Every line of the material below should be output exactly as written, with the images skipped.
#### EXCERPTED DATA
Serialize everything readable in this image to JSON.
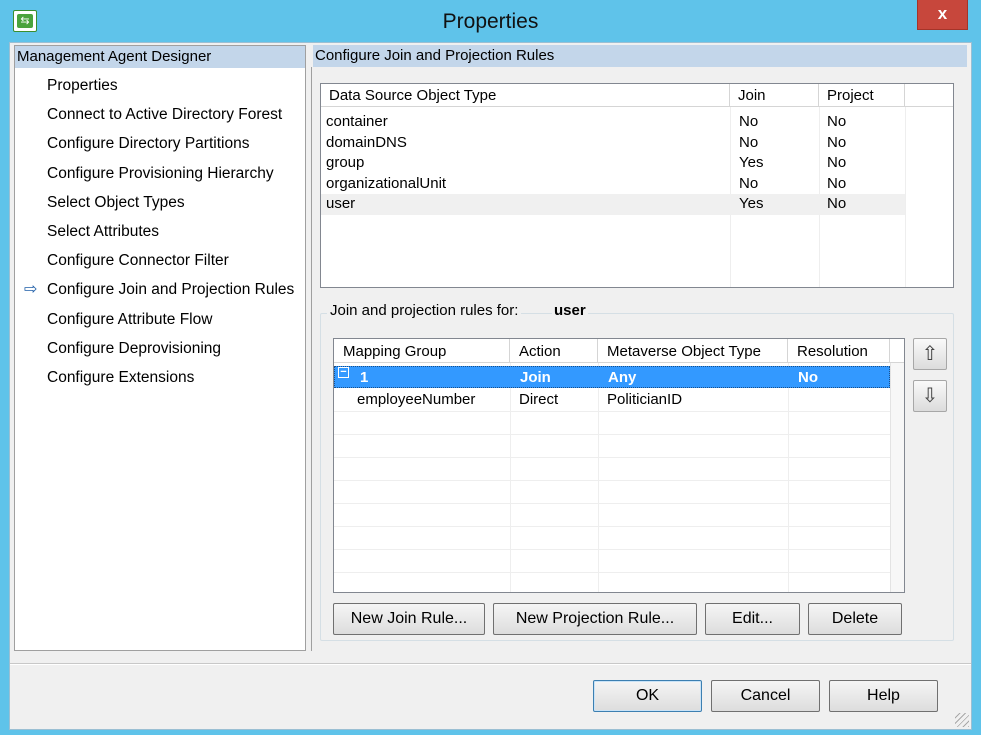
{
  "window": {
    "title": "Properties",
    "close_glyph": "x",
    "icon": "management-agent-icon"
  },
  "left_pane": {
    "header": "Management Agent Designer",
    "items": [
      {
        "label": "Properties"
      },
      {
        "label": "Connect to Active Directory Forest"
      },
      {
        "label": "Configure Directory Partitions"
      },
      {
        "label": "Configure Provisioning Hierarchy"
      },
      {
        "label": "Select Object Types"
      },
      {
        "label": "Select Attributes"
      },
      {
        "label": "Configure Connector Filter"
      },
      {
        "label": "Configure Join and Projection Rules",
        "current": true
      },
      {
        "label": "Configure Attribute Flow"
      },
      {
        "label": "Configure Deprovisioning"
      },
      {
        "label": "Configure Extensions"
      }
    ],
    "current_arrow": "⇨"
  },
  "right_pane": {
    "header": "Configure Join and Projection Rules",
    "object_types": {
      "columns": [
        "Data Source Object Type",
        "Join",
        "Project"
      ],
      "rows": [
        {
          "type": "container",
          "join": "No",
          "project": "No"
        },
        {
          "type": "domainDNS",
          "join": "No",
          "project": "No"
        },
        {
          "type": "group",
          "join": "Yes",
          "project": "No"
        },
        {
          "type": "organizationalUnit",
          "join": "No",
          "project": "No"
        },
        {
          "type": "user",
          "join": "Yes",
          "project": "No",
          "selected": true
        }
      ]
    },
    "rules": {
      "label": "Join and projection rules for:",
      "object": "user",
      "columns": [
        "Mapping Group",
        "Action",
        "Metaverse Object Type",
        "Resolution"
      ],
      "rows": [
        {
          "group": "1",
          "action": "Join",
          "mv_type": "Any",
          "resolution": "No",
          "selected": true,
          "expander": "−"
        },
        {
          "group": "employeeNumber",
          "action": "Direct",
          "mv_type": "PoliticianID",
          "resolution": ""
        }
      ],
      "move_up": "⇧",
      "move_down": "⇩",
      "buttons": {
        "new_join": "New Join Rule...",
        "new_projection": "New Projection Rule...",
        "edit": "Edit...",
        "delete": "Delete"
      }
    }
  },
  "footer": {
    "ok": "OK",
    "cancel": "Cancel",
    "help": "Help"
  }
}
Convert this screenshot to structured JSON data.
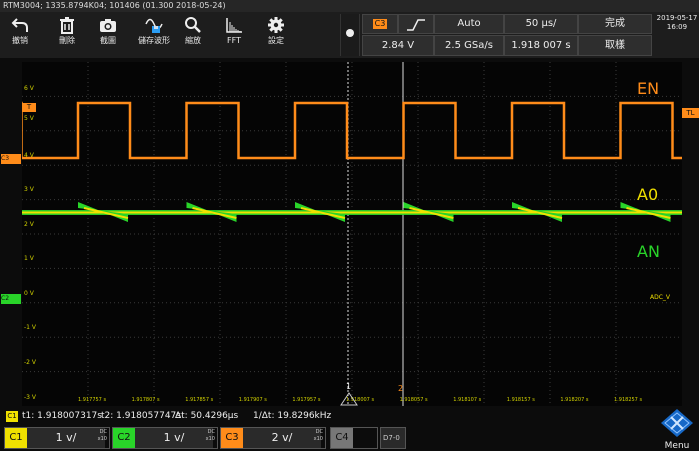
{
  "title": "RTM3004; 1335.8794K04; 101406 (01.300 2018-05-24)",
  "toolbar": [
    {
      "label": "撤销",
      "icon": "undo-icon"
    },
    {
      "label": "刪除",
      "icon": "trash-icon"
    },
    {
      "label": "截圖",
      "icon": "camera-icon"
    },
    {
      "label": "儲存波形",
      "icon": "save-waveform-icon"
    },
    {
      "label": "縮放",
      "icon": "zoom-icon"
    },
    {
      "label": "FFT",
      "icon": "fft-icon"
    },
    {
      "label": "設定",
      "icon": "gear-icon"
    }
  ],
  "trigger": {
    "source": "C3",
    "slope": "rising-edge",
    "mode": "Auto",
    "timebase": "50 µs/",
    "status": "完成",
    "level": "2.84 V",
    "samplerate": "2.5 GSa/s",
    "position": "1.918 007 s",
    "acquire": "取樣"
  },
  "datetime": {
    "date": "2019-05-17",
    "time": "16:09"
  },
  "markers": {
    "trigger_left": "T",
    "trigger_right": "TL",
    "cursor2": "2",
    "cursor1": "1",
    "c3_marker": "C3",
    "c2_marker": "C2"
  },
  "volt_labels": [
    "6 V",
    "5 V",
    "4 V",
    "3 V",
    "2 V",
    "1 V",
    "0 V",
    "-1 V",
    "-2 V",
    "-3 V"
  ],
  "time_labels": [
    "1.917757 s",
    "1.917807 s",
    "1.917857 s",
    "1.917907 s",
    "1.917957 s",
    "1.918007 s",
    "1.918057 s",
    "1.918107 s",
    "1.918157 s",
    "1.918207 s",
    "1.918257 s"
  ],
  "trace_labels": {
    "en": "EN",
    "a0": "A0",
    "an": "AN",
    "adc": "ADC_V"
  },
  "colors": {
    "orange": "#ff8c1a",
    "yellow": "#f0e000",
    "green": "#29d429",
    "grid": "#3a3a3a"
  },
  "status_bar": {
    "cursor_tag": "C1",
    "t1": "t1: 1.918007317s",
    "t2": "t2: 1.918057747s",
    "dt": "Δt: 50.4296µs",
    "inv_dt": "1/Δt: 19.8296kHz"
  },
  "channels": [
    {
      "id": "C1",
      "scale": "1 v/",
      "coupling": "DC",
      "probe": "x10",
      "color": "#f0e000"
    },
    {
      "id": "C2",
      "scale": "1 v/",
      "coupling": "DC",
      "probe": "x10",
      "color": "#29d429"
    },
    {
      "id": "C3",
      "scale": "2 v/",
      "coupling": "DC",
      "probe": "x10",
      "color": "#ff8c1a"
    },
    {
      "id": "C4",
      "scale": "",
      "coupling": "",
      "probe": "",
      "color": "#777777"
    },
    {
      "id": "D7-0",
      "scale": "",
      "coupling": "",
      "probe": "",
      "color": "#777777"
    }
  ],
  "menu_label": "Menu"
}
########
**RESPONSE AREA**
Serialize everything readable in this image to JSON.
{
  "window": {
    "title": "Properties",
    "close_glyph": "x",
    "icon": "management-agent-icon"
  },
  "left_pane": {
    "header": "Management Agent Designer",
    "items": [
      {
        "label": "Properties"
      },
      {
        "label": "Connect to Active Directory Forest"
      },
      {
        "label": "Configure Directory Partitions"
      },
      {
        "label": "Configure Provisioning Hierarchy"
      },
      {
        "label": "Select Object Types"
      },
      {
        "label": "Select Attributes"
      },
      {
        "label": "Configure Connector Filter"
      },
      {
        "label": "Configure Join and Projection Rules",
        "current": true
      },
      {
        "label": "Configure Attribute Flow"
      },
      {
        "label": "Configure Deprovisioning"
      },
      {
        "label": "Configure Extensions"
      }
    ],
    "current_arrow": "⇨"
  },
  "right_pane": {
    "header": "Configure Join and Projection Rules",
    "object_types": {
      "columns": [
        "Data Source Object Type",
        "Join",
        "Project"
      ],
      "rows": [
        {
          "type": "container",
          "join": "No",
          "project": "No"
        },
        {
          "type": "domainDNS",
          "join": "No",
          "project": "No"
        },
        {
          "type": "group",
          "join": "Yes",
          "project": "No"
        },
        {
          "type": "organizationalUnit",
          "join": "No",
          "project": "No"
        },
        {
          "type": "user",
          "join": "Yes",
          "project": "No",
          "selected": true
        }
      ]
    },
    "rules": {
      "label": "Join and projection rules for:",
      "object": "user",
      "columns": [
        "Mapping Group",
        "Action",
        "Metaverse Object Type",
        "Resolution"
      ],
      "rows": [
        {
          "group": "1",
          "action": "Join",
          "mv_type": "Any",
          "resolution": "No",
          "selected": true,
          "expander": "−"
        },
        {
          "group": "employeeNumber",
          "action": "Direct",
          "mv_type": "PoliticianID",
          "resolution": ""
        }
      ],
      "move_up": "⇧",
      "move_down": "⇩",
      "buttons": {
        "new_join": "New Join Rule...",
        "new_projection": "New Projection Rule...",
        "edit": "Edit...",
        "delete": "Delete"
      }
    }
  },
  "footer": {
    "ok": "OK",
    "cancel": "Cancel",
    "help": "Help"
  }
}
Convert this screenshot to structured JSON data.
{
  "title": "RTM3004; 1335.8794K04; 101406 (01.300 2018-05-24)",
  "toolbar": [
    {
      "label": "撤销",
      "icon": "undo-icon"
    },
    {
      "label": "刪除",
      "icon": "trash-icon"
    },
    {
      "label": "截圖",
      "icon": "camera-icon"
    },
    {
      "label": "儲存波形",
      "icon": "save-waveform-icon"
    },
    {
      "label": "縮放",
      "icon": "zoom-icon"
    },
    {
      "label": "FFT",
      "icon": "fft-icon"
    },
    {
      "label": "設定",
      "icon": "gear-icon"
    }
  ],
  "trigger": {
    "source": "C3",
    "slope": "rising-edge",
    "mode": "Auto",
    "timebase": "50 µs/",
    "status": "完成",
    "level": "2.84 V",
    "samplerate": "2.5 GSa/s",
    "position": "1.918 007 s",
    "acquire": "取樣"
  },
  "datetime": {
    "date": "2019-05-17",
    "time": "16:09"
  },
  "markers": {
    "trigger_left": "T",
    "trigger_right": "TL",
    "cursor2": "2",
    "cursor1": "1",
    "c3_marker": "C3",
    "c2_marker": "C2"
  },
  "volt_labels": [
    "6 V",
    "5 V",
    "4 V",
    "3 V",
    "2 V",
    "1 V",
    "0 V",
    "-1 V",
    "-2 V",
    "-3 V"
  ],
  "time_labels": [
    "1.917757 s",
    "1.917807 s",
    "1.917857 s",
    "1.917907 s",
    "1.917957 s",
    "1.918007 s",
    "1.918057 s",
    "1.918107 s",
    "1.918157 s",
    "1.918207 s",
    "1.918257 s"
  ],
  "trace_labels": {
    "en": "EN",
    "a0": "A0",
    "an": "AN",
    "adc": "ADC_V"
  },
  "colors": {
    "orange": "#ff8c1a",
    "yellow": "#f0e000",
    "green": "#29d429",
    "grid": "#3a3a3a"
  },
  "status_bar": {
    "cursor_tag": "C1",
    "t1": "t1: 1.918007317s",
    "t2": "t2: 1.918057747s",
    "dt": "Δt: 50.4296µs",
    "inv_dt": "1/Δt: 19.8296kHz"
  },
  "channels": [
    {
      "id": "C1",
      "scale": "1 v/",
      "coupling": "DC",
      "probe": "x10",
      "color": "#f0e000"
    },
    {
      "id": "C2",
      "scale": "1 v/",
      "coupling": "DC",
      "probe": "x10",
      "color": "#29d429"
    },
    {
      "id": "C3",
      "scale": "2 v/",
      "coupling": "DC",
      "probe": "x10",
      "color": "#ff8c1a"
    },
    {
      "id": "C4",
      "scale": "",
      "coupling": "",
      "probe": "",
      "color": "#777777"
    },
    {
      "id": "D7-0",
      "scale": "",
      "coupling": "",
      "probe": "",
      "color": "#777777"
    }
  ],
  "menu_label": "Menu"
}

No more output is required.